Lily: “My grandma gave [the play] to me, and from the first page I was hooked. Lizzie Borden’s case has been famous for decades – there’s even a Lizzo song about her, but no one has written about her like Sharon Pollock has. We think this script so cleverly picks apart the flawed way we remember things – what it means to pretend to be someone else – and whether or not we are to blame for our worst mistakes. It’s fascinating to take a person who history has villainized and upset the reasons for the characterisation.”

Image credits: Lily Isaacs

“The show has never been performed in the UK, and we’re excited for the opportunity to put it on here for the first time. We underestimate how significant misogyny is when the media works to villainize women – just look at Amber Heard or Monica Lewinsky.”

“The show has never been performed in the UK, and we’re excited for the opportunity to put it on here for the first time. We underestimate how significant misogyny is when the media works to villainize women – just look at Amber Heard or Monica Lewinsky.”

Bringing the show to life in Corpus has been enjoyable too, with Lily commenting that the space is “fantastic for it”. They have also taken steps to play with “how to involve the audience in the different time frames and the crazy role-switching parts of the show”.

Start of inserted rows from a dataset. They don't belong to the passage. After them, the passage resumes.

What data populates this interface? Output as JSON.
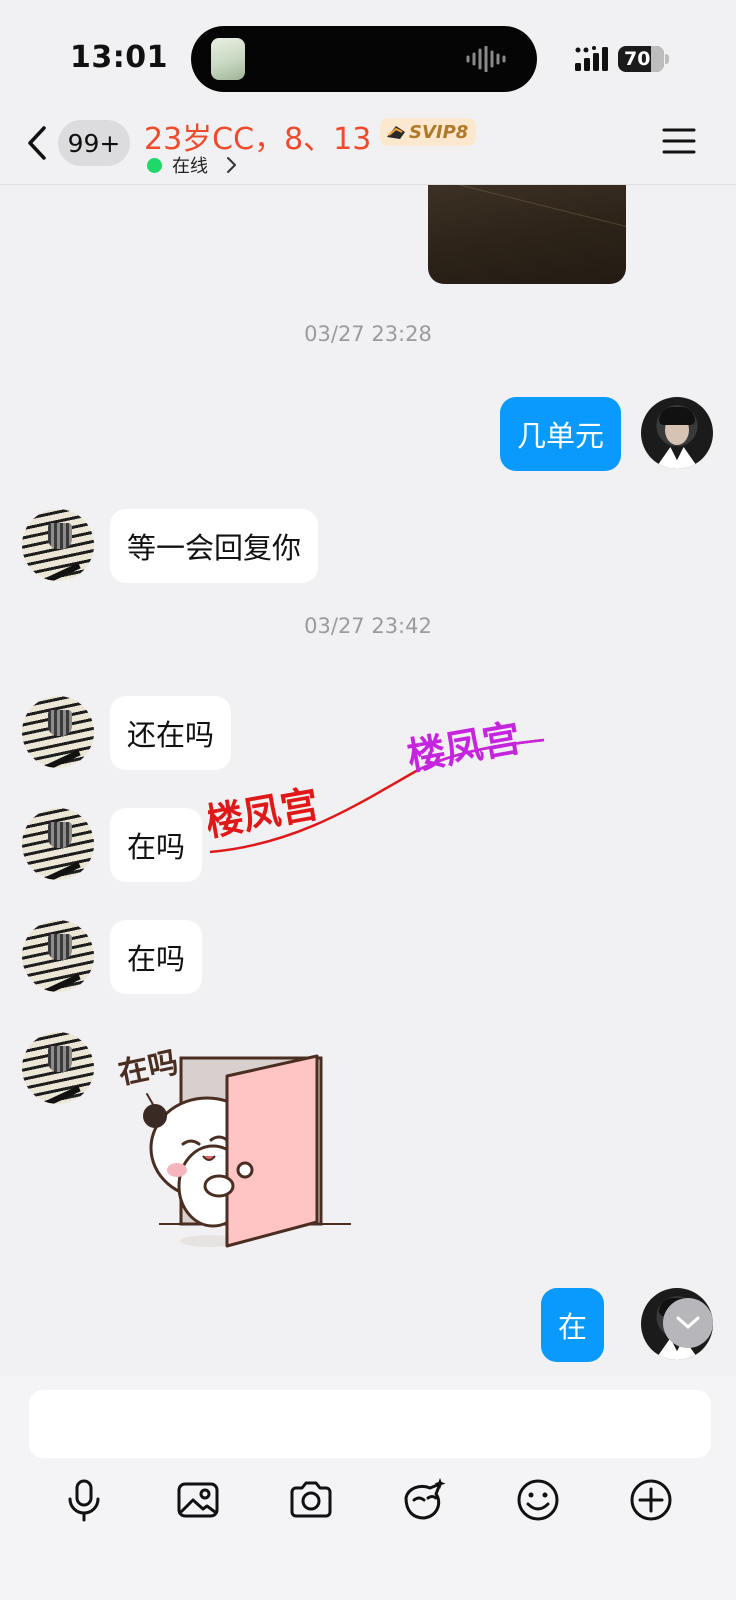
{
  "status_bar": {
    "time": "13:01",
    "battery": "70"
  },
  "header": {
    "unread_count": "99+",
    "title": "23岁CC，8、13",
    "vip_badge": "SVIP8",
    "presence": "在线"
  },
  "messages": [
    {
      "type": "image",
      "side": "out"
    },
    {
      "type": "timestamp",
      "text": "03/27 23:28"
    },
    {
      "type": "text",
      "side": "out",
      "text": "几单元"
    },
    {
      "type": "text",
      "side": "in",
      "text": "等一会回复你"
    },
    {
      "type": "timestamp",
      "text": "03/27 23:42"
    },
    {
      "type": "text",
      "side": "in",
      "text": "还在吗"
    },
    {
      "type": "text",
      "side": "in",
      "text": "在吗"
    },
    {
      "type": "text",
      "side": "in",
      "text": "在吗"
    },
    {
      "type": "sticker",
      "side": "in",
      "text": "在吗"
    },
    {
      "type": "text",
      "side": "out",
      "text": "在"
    }
  ],
  "overlay": {
    "watermark_1": "楼凤宫",
    "watermark_2": "楼凤宫"
  },
  "input": {
    "placeholder": ""
  },
  "toolbar": [
    "microphone-icon",
    "image-icon",
    "camera-icon",
    "red-packet-icon",
    "emoji-icon",
    "plus-icon"
  ],
  "colors": {
    "accent_blue": "#0a9afd",
    "title_red": "#f04a2a",
    "online_green": "#1fd86a",
    "background": "#f1f1f3"
  }
}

As well as this, they create an intriguing and immersive atmosphere by creating “the perfect 19th-century living room”, which is aided by “some amazing music – some modern stuff you’ll recognise, and some you might not”, Tasmin adds.

Image credits: Lily Isaacs

This show promises to be “unforgettable”; Lily leaves us with some closing thoughts on why people should come to see the show:

Lily: “It doesn’t matter whether you’ve heard of Lizzie Borden. As a society, we underestimate how far misogyny plays into narratives about women. Sharon Pollock knows this – and she fantastically upends what you would expect with a “historical” show like this – there are great laughs, great shocks, and some trippy surreal moments in there too. If anything, it will be a great night out!”

Blood Relations certainly offers an intriguing premise as well as a unique play structure that makes it definitely worth looking out for as a special production this term. And to close, I will end with the pair’s favourite line from the show, which perfectly encapsulates the mystery and tension that characterises the problems at the heart of this play:

“Did Lizzie Borden take an axe?… If you didn’t I should be disappointed…and if you did I should be horrified.”

Blood Relations is showing on the 28th of February – 4th of March at 7:00 pm at the Corpus Playroom. Book your tickets here.